  • Well written:
  • The introduction looks good; it makes for a nice shorter version of the article for those without time to read about the topic in full. (Inserted after) I can say the same for the "History" section; all MOS guidlines appear to be followed here. (Inserted after) Similarly, I see no issues with the writing in "Mu waves and mirror neurons", or its subsection "Mirror neurons and autism". (Inserted after) I do not see any such problems in "Development" or its subsection "Development in individuals with autism", either. (Inserted after) The final content section, "Brain-computer interfaces", also has good prose, without any grammatical issues. Like my singing? Ha-la-la-la-la-la-LA-LAAA!!! (talk) 11:30, 14 December 2012 (UTC)

    (a) the prose is clear and concise, and the spelling and grammar are correct I inserted a few commas where I felt that a sentence would flow better with such an addition, but as I said, there were no distracting grammatical or prose issues.
    (b) it complies with the manual of style guidelines for lead sections, layout, words to watch, fiction, and list incorporation The only list in the article, aside from the "References" section, is the "See also" section, which appears to follow guidelines accordingly. Like my singing? Ha-la-la-la-la-la-LA-LAAA!!! (talk) 12:09, 14 December 2012 (UTC)
  • Verifiable with no original research:
  • Nothing in the content appears to have been "left to chance", so to speak; all sections are diversely and frequently cited, the references are all reputable published sources, and a well-arranged list of references is included at the end of the article. Like my singing? Ha-la-la-la-la-la-LA-LAAA!!! (talk) 12:12, 14 December 2012 (UTC)

    (a) it contains a list of all references (sources of information), presented in accordance with the layout style guideline
    (b) all in-line citations are from reliable sources, including those for direct quotations, statistics, published opinion, counter-intuitive or controversial statements that are challenged or likely to be challenged, and contentious material relating to living persons—science-based articles should follow the scientific citation guidelines
    (c) it contains no original research
  • Broad in its coverage:
  • After having read through the article, I feel that it does cover all necessary aspects of the topic for which reliable information is available. I saw no "trivia" or irrelevant information inserted anywhere in the content, nor did I see any excess detail-issues of any other sort. Like my singing? Ha-la-la-la-la-la-LA-LAAA!!! (talk) 12:14, 14 December 2012 (UTC)

    (a) it addresses the main aspects of the topic
    (b) it stays focused on the topic without going into unnecessary detail (see summary style)
  • Neutral: it represents viewpoints fairly and without editorial bias, giving due weight to each.
  • The article's content is neutral, not giving weight or implication to any promotion or demotion of any aspect of the topic. Like my singing? Ha-la-la-la-la-la-LA-LAAA!!! (talk) 12:16, 14 December 2012 (UTC)

  • Stable: it does not change significantly from day to day because of an ongoing edit war or content dispute.
  • The article has not, prior to this review, been edited in nearly a month, and none of the most recent edits appear to have been any kind of revert, including edit warring.

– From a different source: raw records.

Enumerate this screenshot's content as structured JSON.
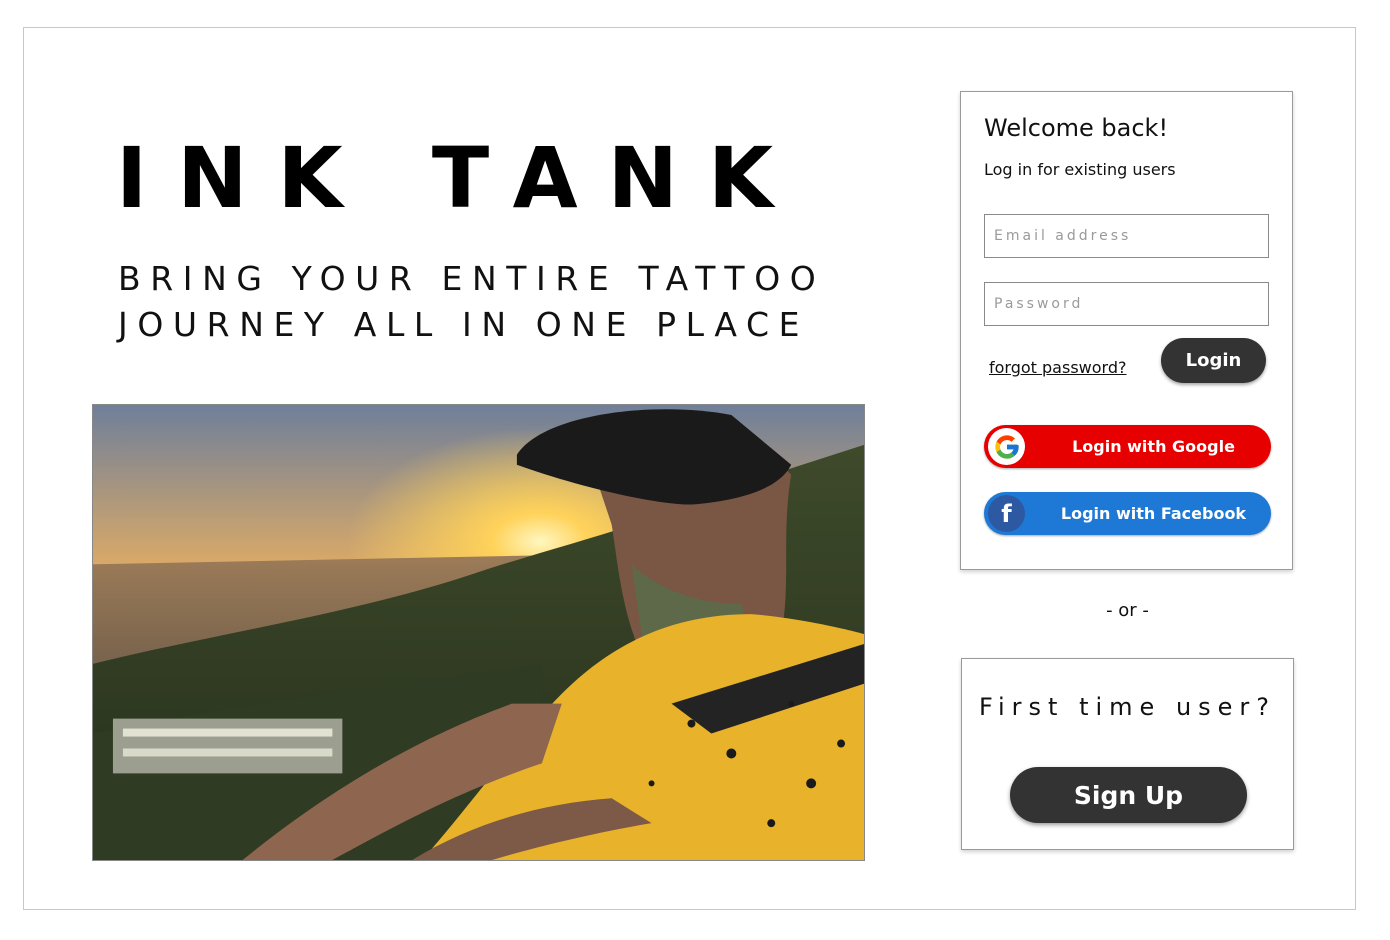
{
  "brand": {
    "title": "INK TANK",
    "tagline_line1": "BRING YOUR ENTIRE TATTOO",
    "tagline_line2": "JOURNEY ALL IN ONE PLACE"
  },
  "login": {
    "heading": "Welcome back!",
    "subtitle": "Log in for existing users",
    "email_placeholder": "Email address",
    "password_placeholder": "Password",
    "forgot_label": "forgot password?",
    "login_label": "Login",
    "google_label": "Login with Google",
    "facebook_label": "Login with Facebook",
    "facebook_glyph": "f"
  },
  "separator": "- or -",
  "signup": {
    "prompt": "First time user?",
    "button_label": "Sign Up"
  },
  "colors": {
    "dark_button": "#333333",
    "google_red": "#e60000",
    "facebook_blue": "#1e78d6"
  },
  "icons": {
    "google": "google-logo-icon",
    "facebook": "facebook-logo-icon"
  }
}
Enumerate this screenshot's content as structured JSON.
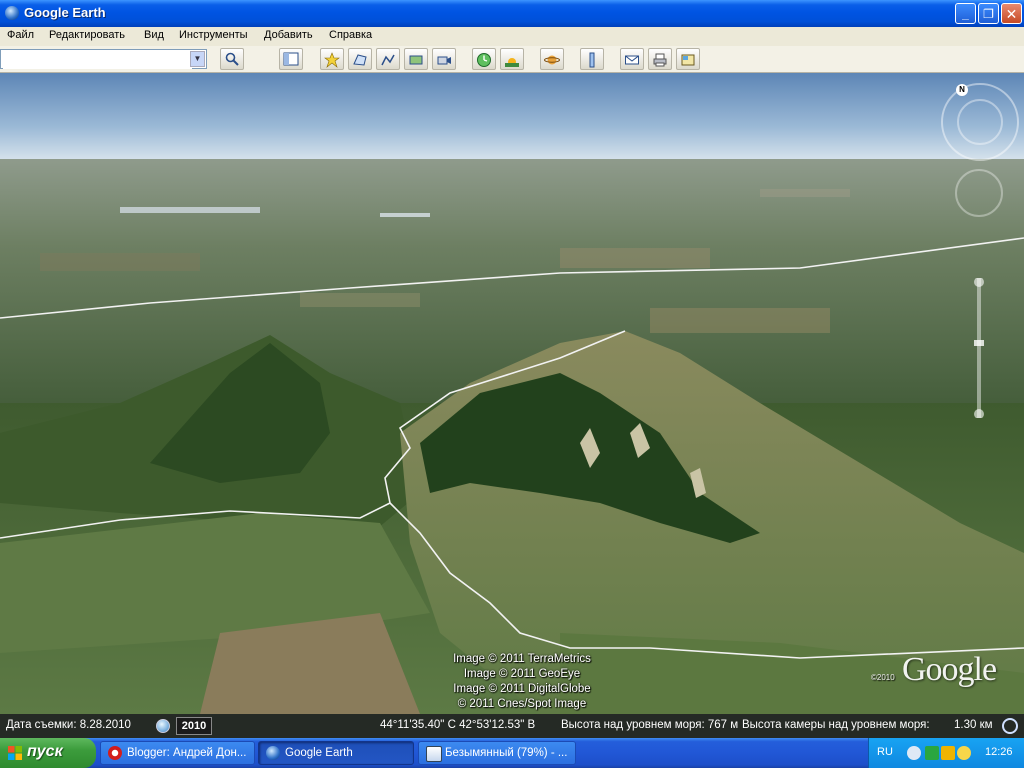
{
  "window": {
    "title": "Google Earth",
    "minimize_label": "_",
    "maximize_label": "❐",
    "close_label": "✕"
  },
  "menu": [
    "Файл",
    "Редактировать",
    "Вид",
    "Инструменты",
    "Добавить",
    "Справка"
  ],
  "search": {
    "value": "",
    "placeholder": ""
  },
  "toolbar": {
    "icons": [
      "search-icon",
      "sidebar-icon",
      "placemark-icon",
      "polygon-icon",
      "path-icon",
      "image-overlay-icon",
      "record-tour-icon",
      "historical-imagery-icon",
      "sunlight-icon",
      "planets-icon",
      "ruler-icon",
      "email-icon",
      "print-icon",
      "view-in-maps-icon"
    ]
  },
  "view": {
    "credits": [
      "Image © 2011 TerraMetrics",
      "Image © 2011 GeoEye",
      "Image © 2011 DigitalGlobe",
      "© 2011 Cnes/Spot Image"
    ],
    "logo": "Google",
    "logo_year": "©2010",
    "compass_north": "N"
  },
  "status": {
    "date_label": "Дата съемки: 8.28.2010",
    "year_button": "2010",
    "coordinates": "44°11'35.40\" С   42°53'12.53\" В",
    "elevation": "Высота над уровнем моря:  767 м",
    "eye_alt": "Высота камеры над уровнем моря:",
    "eye_alt_value": "1.30 км"
  },
  "taskbar": {
    "start": "пуск",
    "tasks": [
      {
        "label": "Blogger: Андрей Дон...",
        "icon": "opera-icon",
        "active": false
      },
      {
        "label": "Google Earth",
        "icon": "google-earth-icon",
        "active": true
      },
      {
        "label": "Безымянный (79%) - ...",
        "icon": "image-editor-icon",
        "active": false
      }
    ],
    "lang": "RU",
    "clock": "12:26"
  },
  "colors": {
    "title_bar": "#0054e3",
    "menu_bg": "#ece9d8",
    "sky_top": "#5d86b6",
    "ground": "#4a6a3a",
    "start_green": "#3c9c3c",
    "tray_blue": "#0f88e0"
  }
}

Like my singing? Ha-la-la-la-la-la-LA-LAAA!!! (talk) 11:20, 14 December 2012 (UTC)

  • Illustrated, if possible, by media such as images, video, or audio:
  • The two images in this article are from the Wikimedia Commons, with valid licences, so there is no fair-use issue in this article. Both images provide relevant visual information and illustration to the article and are well-captioned. Like my singing? Ha-la-la-la-la-la-LA-LAAA!!! (talk) 11:17, 14 December 2012 (UTC)

    (a) media are tagged with their copyright statuses, and valid fair use rationales are provided for non-free content
    (b) media are relevant to the topic, and have suitable captions

    After reading the article thoroughly, and checking over all aspects of the article in correlation to GA criteria, I'm satisfied that the article meets the criteria, even excelling at some, and is more than ready to be included amongst other "Biology and medicine" GAs. Congratulations! Like my singing? Ha-la-la-la-la-la-LA-LAAA!!! (talk) 12:18, 14 December 2012 (UTC)